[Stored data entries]

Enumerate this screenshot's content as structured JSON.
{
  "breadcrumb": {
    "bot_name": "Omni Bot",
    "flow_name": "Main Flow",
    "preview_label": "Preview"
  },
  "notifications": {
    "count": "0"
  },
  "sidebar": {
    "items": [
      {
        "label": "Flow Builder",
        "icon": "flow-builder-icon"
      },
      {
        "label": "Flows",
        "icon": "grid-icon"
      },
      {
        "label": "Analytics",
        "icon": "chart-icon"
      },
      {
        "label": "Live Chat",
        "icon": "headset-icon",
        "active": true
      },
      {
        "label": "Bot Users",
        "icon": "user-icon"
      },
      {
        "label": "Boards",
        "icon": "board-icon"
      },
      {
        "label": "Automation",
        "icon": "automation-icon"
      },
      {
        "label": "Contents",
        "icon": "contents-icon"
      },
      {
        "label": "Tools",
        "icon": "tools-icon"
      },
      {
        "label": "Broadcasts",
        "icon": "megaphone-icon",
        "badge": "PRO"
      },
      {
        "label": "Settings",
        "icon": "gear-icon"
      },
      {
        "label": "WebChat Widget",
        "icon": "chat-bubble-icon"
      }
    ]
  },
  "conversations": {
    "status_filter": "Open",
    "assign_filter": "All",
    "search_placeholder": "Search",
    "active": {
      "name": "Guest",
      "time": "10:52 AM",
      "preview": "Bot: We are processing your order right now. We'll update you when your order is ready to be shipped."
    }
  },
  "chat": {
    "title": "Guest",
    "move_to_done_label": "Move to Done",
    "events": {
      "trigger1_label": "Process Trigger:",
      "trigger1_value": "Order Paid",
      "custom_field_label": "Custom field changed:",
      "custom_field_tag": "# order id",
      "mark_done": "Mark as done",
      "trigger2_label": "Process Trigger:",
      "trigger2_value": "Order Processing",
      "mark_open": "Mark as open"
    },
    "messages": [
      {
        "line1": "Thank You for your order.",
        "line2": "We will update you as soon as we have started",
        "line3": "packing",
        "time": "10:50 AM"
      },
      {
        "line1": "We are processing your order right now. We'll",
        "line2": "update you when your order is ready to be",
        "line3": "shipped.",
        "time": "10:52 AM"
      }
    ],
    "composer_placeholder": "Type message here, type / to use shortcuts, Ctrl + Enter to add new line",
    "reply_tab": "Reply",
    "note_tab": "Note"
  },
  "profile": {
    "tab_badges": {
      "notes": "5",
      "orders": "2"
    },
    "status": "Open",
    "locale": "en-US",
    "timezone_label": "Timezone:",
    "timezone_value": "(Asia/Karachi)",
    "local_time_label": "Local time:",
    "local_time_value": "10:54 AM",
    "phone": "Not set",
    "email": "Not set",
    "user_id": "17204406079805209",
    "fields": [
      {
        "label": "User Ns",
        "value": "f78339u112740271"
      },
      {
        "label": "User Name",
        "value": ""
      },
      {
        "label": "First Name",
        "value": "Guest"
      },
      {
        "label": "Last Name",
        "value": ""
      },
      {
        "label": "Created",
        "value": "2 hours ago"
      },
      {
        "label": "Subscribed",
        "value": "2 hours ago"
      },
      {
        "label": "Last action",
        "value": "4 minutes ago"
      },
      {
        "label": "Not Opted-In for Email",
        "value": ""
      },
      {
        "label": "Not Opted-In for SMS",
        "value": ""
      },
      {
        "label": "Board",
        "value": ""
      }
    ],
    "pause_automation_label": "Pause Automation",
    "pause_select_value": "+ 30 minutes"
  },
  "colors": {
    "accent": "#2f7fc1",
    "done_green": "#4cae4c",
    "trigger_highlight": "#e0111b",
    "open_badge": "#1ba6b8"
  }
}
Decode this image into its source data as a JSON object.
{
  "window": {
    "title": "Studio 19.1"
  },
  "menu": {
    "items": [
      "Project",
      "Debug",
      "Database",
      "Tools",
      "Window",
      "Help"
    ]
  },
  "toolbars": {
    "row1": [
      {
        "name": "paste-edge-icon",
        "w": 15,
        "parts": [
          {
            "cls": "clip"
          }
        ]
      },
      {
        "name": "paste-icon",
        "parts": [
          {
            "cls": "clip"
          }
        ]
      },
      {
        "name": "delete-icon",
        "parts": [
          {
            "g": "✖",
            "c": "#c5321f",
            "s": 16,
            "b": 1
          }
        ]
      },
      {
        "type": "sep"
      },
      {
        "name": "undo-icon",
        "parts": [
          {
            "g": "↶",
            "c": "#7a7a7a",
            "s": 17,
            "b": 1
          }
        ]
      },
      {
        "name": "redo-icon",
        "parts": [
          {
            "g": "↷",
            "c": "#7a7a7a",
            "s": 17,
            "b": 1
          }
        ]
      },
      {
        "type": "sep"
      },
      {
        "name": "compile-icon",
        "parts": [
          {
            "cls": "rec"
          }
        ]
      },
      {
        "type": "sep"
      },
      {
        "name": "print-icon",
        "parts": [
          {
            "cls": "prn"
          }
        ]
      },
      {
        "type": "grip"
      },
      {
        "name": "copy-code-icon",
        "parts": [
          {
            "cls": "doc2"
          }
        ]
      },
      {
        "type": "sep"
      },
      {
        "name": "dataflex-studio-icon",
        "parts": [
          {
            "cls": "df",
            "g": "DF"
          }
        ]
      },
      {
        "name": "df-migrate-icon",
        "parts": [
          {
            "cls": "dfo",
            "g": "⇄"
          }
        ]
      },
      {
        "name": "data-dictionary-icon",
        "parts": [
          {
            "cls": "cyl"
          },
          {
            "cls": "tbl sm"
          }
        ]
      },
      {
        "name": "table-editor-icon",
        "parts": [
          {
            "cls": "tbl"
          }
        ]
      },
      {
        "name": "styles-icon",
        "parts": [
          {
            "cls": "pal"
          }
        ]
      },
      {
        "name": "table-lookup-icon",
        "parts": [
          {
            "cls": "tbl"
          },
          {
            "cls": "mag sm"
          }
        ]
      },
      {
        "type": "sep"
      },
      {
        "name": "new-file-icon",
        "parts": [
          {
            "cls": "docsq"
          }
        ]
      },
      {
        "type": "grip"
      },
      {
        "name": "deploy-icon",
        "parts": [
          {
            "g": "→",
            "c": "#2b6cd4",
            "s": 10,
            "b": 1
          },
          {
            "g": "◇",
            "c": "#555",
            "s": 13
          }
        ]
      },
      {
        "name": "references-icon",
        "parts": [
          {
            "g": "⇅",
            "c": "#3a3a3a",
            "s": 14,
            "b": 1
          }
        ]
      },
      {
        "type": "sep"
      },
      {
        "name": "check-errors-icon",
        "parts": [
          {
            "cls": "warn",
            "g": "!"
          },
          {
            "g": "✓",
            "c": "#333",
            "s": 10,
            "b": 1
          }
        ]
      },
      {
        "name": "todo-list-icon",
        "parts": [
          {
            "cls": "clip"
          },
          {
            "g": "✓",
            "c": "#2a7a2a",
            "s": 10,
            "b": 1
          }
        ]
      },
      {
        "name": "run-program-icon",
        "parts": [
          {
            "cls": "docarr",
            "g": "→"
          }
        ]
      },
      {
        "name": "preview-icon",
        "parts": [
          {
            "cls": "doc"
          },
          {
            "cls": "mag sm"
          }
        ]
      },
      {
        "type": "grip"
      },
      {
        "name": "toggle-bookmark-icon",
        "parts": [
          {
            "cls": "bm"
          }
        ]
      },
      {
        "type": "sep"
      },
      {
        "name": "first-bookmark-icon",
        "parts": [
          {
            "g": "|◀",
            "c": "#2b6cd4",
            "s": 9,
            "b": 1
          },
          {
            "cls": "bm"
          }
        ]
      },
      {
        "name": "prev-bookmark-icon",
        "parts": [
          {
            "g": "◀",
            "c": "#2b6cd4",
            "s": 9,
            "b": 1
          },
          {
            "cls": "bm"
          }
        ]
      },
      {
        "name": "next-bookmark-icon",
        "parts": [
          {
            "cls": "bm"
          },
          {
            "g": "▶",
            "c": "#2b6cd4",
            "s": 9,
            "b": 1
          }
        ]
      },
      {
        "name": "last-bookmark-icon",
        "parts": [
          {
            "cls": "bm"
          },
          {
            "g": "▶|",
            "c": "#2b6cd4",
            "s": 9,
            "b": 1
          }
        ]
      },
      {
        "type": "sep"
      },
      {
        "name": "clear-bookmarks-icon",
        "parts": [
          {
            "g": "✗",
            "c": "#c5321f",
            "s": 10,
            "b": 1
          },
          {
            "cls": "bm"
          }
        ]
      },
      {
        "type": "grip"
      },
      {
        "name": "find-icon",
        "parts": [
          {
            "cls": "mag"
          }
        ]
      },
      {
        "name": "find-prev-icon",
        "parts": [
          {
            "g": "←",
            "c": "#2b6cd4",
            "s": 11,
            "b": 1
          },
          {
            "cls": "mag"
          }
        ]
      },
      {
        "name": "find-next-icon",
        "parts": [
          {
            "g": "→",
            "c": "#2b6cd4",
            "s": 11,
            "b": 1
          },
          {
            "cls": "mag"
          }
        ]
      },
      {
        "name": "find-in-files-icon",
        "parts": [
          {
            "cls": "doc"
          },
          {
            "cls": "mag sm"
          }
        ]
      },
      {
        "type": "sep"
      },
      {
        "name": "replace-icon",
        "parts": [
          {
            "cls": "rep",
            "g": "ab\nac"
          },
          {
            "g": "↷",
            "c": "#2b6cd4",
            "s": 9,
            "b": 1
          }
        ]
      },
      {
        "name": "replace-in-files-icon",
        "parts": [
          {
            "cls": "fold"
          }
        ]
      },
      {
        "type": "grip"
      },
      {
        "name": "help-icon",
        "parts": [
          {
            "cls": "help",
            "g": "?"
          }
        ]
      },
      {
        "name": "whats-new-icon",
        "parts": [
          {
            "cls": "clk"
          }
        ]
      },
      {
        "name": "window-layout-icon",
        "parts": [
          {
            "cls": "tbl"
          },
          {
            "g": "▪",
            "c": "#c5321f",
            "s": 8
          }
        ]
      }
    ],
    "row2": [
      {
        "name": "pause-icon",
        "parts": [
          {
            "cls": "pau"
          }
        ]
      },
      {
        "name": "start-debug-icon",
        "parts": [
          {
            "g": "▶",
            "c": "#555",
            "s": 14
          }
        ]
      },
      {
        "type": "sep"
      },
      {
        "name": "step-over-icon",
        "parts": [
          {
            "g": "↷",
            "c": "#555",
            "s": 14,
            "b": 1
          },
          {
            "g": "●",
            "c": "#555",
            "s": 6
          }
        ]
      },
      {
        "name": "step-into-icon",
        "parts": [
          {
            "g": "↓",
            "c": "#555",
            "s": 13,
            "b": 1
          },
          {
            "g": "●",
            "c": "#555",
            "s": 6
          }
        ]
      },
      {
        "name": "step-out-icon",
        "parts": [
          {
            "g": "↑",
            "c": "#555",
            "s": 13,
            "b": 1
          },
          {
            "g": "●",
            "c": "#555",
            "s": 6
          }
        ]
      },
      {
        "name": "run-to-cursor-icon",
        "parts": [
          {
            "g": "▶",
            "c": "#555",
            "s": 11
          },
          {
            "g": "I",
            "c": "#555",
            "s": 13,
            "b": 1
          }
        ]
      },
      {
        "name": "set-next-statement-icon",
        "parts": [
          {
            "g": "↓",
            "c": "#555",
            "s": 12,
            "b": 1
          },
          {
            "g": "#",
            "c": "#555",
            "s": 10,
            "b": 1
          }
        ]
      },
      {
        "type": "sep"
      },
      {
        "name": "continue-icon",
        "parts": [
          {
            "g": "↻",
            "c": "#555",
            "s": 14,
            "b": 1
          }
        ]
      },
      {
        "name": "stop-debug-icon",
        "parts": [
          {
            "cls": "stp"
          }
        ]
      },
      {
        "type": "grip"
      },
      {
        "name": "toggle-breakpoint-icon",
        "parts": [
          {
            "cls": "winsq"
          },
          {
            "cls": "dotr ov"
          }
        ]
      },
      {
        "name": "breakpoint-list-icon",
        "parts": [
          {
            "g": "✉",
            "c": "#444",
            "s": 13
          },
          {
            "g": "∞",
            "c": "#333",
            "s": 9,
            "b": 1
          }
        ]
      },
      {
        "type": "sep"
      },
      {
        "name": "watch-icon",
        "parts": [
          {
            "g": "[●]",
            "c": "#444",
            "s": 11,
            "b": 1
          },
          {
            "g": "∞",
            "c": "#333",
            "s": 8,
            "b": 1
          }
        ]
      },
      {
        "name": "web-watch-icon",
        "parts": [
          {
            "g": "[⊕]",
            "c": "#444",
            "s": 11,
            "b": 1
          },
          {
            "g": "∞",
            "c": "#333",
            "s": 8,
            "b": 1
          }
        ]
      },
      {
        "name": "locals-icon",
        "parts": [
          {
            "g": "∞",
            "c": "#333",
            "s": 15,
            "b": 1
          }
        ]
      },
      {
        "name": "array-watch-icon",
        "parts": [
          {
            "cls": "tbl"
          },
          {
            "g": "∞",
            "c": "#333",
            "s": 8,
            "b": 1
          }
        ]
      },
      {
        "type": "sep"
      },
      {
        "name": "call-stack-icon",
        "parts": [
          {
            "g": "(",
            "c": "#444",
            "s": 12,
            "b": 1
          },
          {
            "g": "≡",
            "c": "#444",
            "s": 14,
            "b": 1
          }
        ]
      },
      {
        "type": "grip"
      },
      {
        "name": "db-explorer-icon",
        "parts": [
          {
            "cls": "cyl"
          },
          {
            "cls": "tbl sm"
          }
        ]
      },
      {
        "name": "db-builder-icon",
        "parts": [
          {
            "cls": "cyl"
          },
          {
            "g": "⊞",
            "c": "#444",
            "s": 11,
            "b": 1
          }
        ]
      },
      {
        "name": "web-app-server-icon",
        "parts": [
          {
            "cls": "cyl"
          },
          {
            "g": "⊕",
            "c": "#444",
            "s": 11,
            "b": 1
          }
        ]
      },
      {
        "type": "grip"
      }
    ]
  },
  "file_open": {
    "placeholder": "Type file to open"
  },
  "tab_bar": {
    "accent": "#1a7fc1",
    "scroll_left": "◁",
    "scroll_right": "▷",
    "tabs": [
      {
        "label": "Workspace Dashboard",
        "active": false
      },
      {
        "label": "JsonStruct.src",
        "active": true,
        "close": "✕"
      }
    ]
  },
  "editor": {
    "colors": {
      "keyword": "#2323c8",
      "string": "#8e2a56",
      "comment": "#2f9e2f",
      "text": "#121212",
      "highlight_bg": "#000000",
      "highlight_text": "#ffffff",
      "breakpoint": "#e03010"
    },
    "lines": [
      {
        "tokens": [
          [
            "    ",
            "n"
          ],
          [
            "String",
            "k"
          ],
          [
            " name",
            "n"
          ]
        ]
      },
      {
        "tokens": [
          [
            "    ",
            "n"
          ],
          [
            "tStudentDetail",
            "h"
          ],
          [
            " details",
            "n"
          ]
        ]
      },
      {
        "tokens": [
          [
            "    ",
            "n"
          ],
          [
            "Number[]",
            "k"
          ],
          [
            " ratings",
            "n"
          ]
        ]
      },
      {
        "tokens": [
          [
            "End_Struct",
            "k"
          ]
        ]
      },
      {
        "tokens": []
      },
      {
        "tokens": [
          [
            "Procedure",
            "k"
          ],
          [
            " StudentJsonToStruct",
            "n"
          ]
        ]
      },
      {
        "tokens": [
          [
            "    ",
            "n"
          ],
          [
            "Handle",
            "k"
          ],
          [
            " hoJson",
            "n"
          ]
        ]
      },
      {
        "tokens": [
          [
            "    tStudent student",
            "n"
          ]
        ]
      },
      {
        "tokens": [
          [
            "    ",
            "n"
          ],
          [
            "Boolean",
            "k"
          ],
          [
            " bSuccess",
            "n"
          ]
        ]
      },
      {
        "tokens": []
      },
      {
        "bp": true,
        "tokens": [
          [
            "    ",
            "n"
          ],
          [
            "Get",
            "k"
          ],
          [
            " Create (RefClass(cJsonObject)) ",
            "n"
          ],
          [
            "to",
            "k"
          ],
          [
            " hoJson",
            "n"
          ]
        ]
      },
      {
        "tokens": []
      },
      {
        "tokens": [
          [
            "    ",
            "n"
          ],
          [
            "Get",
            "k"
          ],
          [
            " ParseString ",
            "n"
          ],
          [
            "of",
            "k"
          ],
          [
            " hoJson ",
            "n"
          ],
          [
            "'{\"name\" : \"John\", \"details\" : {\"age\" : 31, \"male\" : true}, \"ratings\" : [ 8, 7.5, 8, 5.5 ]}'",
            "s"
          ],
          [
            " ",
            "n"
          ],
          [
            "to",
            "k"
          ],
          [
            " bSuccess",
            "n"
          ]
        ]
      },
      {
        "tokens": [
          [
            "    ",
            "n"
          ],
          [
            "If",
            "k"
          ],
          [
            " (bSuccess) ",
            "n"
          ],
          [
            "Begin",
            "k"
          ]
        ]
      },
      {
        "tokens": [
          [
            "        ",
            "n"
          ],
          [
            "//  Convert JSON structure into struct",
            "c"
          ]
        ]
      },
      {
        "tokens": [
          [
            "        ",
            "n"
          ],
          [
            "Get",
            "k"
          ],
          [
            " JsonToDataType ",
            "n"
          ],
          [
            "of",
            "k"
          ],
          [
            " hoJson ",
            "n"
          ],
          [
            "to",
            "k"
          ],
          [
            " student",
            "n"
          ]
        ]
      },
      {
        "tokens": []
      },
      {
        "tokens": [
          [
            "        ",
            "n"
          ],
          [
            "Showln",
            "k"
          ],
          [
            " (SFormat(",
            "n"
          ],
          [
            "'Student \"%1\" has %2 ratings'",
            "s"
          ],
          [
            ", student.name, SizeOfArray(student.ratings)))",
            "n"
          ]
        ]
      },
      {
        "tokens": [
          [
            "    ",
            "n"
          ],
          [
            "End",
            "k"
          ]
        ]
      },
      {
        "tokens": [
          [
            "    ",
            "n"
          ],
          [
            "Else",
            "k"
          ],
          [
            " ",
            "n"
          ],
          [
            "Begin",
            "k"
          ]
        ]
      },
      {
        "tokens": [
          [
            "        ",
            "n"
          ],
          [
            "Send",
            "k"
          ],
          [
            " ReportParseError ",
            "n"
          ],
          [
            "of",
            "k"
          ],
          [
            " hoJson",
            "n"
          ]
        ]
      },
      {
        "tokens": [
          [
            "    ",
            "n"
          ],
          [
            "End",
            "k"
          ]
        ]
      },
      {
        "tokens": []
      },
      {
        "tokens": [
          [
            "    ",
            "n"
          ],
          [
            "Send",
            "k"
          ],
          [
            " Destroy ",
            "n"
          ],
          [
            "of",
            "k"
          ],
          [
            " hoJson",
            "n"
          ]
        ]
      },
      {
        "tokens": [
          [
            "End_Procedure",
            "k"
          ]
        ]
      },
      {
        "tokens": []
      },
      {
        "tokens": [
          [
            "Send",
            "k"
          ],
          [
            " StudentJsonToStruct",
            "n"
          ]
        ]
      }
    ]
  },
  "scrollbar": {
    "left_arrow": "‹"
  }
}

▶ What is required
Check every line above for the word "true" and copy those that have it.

▶ Exercise answer
        "active": true
        "active": true,
        "bp": true,
            "'{\"name\" : \"John\", \"details\" : {\"age\" : 31, \"male\" : true}, \"ratings\" : [ 8, 7.5, 8, 5.5 ]}'",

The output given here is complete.